Acquisition cost is important because a product that's profitable from a materials and labor standpoint may not actually be profitable if you have trouble getting people to buy it. This problem can occur with super-niche areas where it's hard to spread the word about your product or in hyper-competitive areas where advertising competition is fierce.
As with other measures, your ability to find economies of scale or otherwise lower the cost can be more important than the actual number.
Customer Churn Rates
Coupled with acquisition cost is your churn rate. Once you get customers, can you keep them?
A low churn rate can compensate for a high acquisition cost, and it's often an indicator of less risk for investors if you have steady repeat business. Of course, high churn rates may be the norm in sectors with long purchase cycles and/or heavy competition.
Debt scares investors for two reasons. One is simply that if you go out of business, debt holders get their money back before equity holders have a chance to claim what's left.
The second, and more important, is that debt payments eat up your cash. High debt payments can hinder your ability to meet payroll and other expenses during slow periods. They may also mean you have less cash available to help you handle a sudden surge in orders or an emergency equipment replacement.
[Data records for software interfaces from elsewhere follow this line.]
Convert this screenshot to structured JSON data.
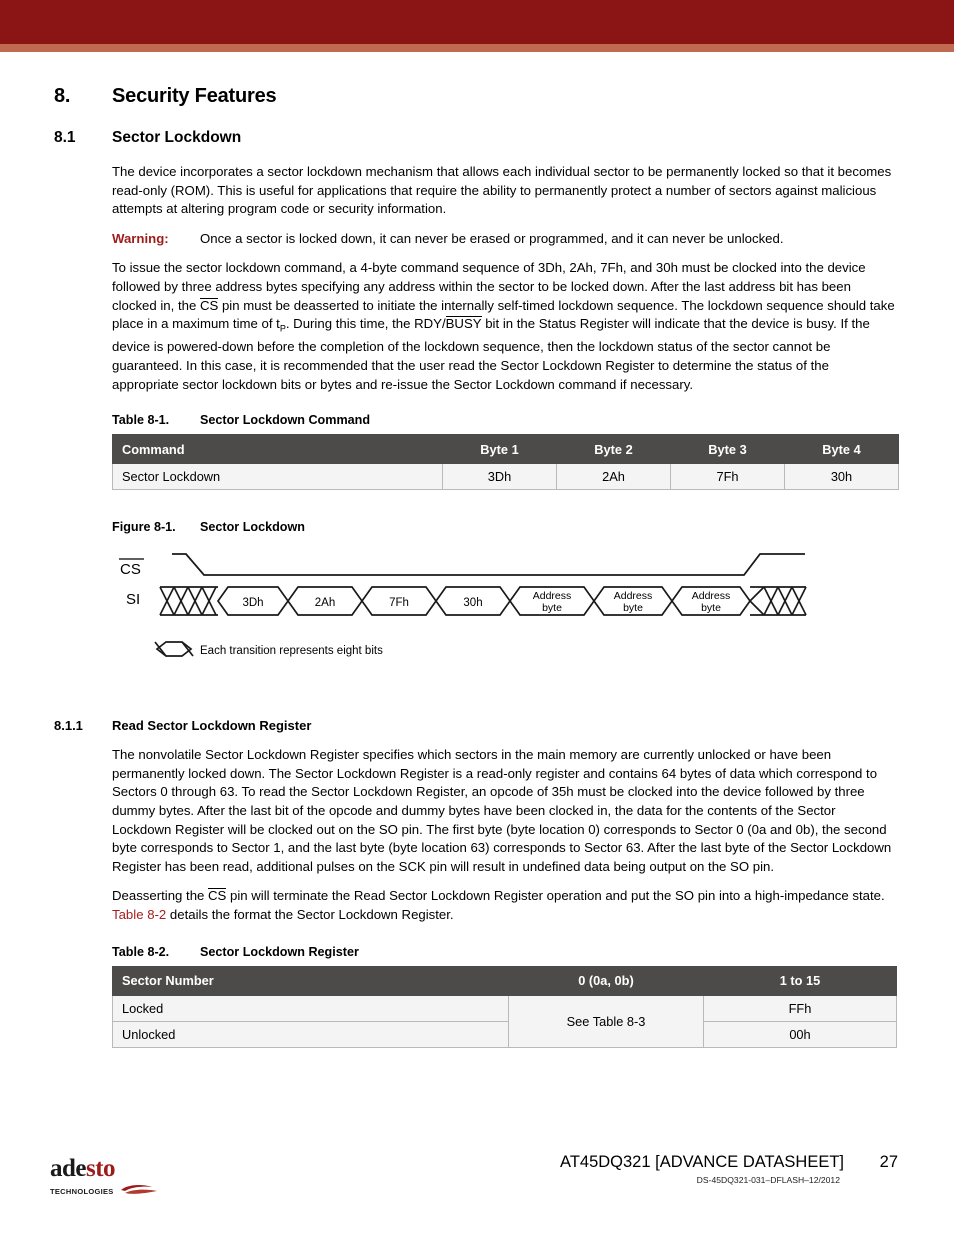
{
  "header": {
    "band_color_dark": "#8b1515",
    "band_color_light": "#c06a52"
  },
  "section": {
    "number": "8.",
    "title": "Security Features"
  },
  "subsection": {
    "number": "8.1",
    "title": "Sector Lockdown",
    "paragraph_1": "The device incorporates a sector lockdown mechanism that allows each individual sector to be permanently locked so that it becomes read-only (ROM). This is useful for applications that require the ability to permanently protect a number of sectors against malicious attempts at altering program code or security information.",
    "warning_label": "Warning:",
    "warning_text": "Once a sector is locked down, it can never be erased or programmed, and it can never be unlocked.",
    "warning_color": "#9e1b1b",
    "paragraph_2_a": "To issue the sector lockdown command, a 4-byte command sequence of 3Dh, 2Ah, 7Fh, and 30h must be clocked into the device followed by three address bytes specifying any address within the sector to be locked down. After the last address bit has been clocked in, the ",
    "paragraph_2_cs": "CS",
    "paragraph_2_b": " pin must be deasserted to initiate the internally self-timed lockdown sequence. The lockdown sequence should take place in a maximum time of t",
    "paragraph_2_sub": "P",
    "paragraph_2_c": ". During this time, the RDY/",
    "paragraph_2_busy": "BUSY",
    "paragraph_2_d": " bit in the Status Register will indicate that the device is busy. If the device is powered-down before the completion of the lockdown sequence, then the lockdown status of the sector cannot be guaranteed. In this case, it is recommended that the user read the Sector Lockdown Register to determine the status of the appropriate sector lockdown bits or bytes and re-issue the Sector Lockdown command if necessary."
  },
  "table_8_1": {
    "caption_number": "Table 8-1.",
    "caption_title": "Sector Lockdown Command",
    "headers": [
      "Command",
      "Byte 1",
      "Byte 2",
      "Byte 3",
      "Byte 4"
    ],
    "rows": [
      [
        "Sector Lockdown",
        "3Dh",
        "2Ah",
        "7Fh",
        "30h"
      ]
    ]
  },
  "figure_8_1": {
    "caption_number": "Figure 8-1.",
    "caption_title": "Sector Lockdown",
    "label_cs": "CS",
    "label_si": "SI",
    "si_cells": [
      "3Dh",
      "2Ah",
      "7Fh",
      "30h",
      "Address byte",
      "Address byte",
      "Address byte"
    ],
    "legend_text": "Each transition represents eight bits"
  },
  "subsubsection": {
    "number": "8.1.1",
    "title": "Read Sector Lockdown Register",
    "paragraph_1": "The nonvolatile Sector Lockdown Register specifies which sectors in the main memory are currently unlocked or have been permanently locked down. The Sector Lockdown Register is a read-only register and contains 64 bytes of data which correspond to Sectors 0 through 63. To read the Sector Lockdown Register, an opcode of 35h must be clocked into the device followed by three dummy bytes. After the last bit of the opcode and dummy bytes have been clocked in, the data for the contents of the Sector Lockdown Register will be clocked out on the SO pin. The first byte (byte location 0) corresponds to Sector 0 (0a and 0b), the second byte corresponds to Sector 1, and the last byte (byte location 63) corresponds to Sector 63. After the last byte of the Sector Lockdown Register has been read, additional pulses on the SCK pin will result in undefined data being output on the SO pin.",
    "paragraph_2_a": "Deasserting the ",
    "paragraph_2_cs": "CS",
    "paragraph_2_b": " pin will terminate the Read Sector Lockdown Register operation and put the SO pin into a high-impedance state. ",
    "paragraph_2_xref": "Table 8-2",
    "paragraph_2_c": " details the format the Sector Lockdown Register.",
    "xref_color": "#a42020"
  },
  "table_8_2": {
    "caption_number": "Table 8-2.",
    "caption_title": "Sector Lockdown Register",
    "headers": [
      "Sector Number",
      "0 (0a, 0b)",
      "1 to 15"
    ],
    "row_locked_label": "Locked",
    "row_locked_value": "FFh",
    "row_unlocked_label": "Unlocked",
    "row_unlocked_value": "00h",
    "merged_cell": "See Table 8-3"
  },
  "footer": {
    "logo_part1": "ade",
    "logo_part2": "sto",
    "logo_tagline": "TECHNOLOGIES",
    "doc_title": "AT45DQ321 [ADVANCE DATASHEET]",
    "page_number": "27",
    "doc_id": "DS-45DQ321-031–DFLASH–12/2012"
  }
}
One of the most common debt measures is the quick debt ratio — current assets (excluding inventory) divided by current liabilities. A quick ratio of 1 indicates that you can exactly meet your obligations, and the higher it is above that, the more flexibility you have.
Accounts Receivable Turnover
Accounts receivables turnover shows how long it takes you to collect money from customers. This tells investors two important things.
First, are you willing to do what's necessary to make sure you get paid? Many new business owners feel bad asking for money and end up never getting paid. An investor looking for a return doesn't want to work with someone who isn't good at tracking down customer payments.
Second, how stable are your customers? A slow turnover combined with a large percentage of write-offs could indicate that many of your customers don't have financially sound operations. This adds risk to your business model, and investors will want to see an increased return to compensate.
Investors accept short-term losses, but they want to see a profit and a return on their investment sooner rather than later. Your break-even point says what is needed to make this happen.
Often, the break-even point is a specific sales target that will cover your expenses and get you to profitability. You may also build on other assumptions, such as economies of scale, improved production efficiency or reduced marketing expenses, as long as you can explain them in a way that's acceptable to investors.
You deserve sweat equity for the hard work it took to get your business running, but many investors will want to see that you've made a financial equity investment as well. If you have money at stake, investors believe that you'll do what it takes to protect it. If you're not at risk of losing financial capital, investors may fear that you'll view them as a blank checkbook and burn through cash without enough focus on protecting their investments.
You can discuss the specific ratios that apply in each category of analysis with your controller services. Even if you're not ready to seek an investment, finding ways to improve can help the overall health of your business.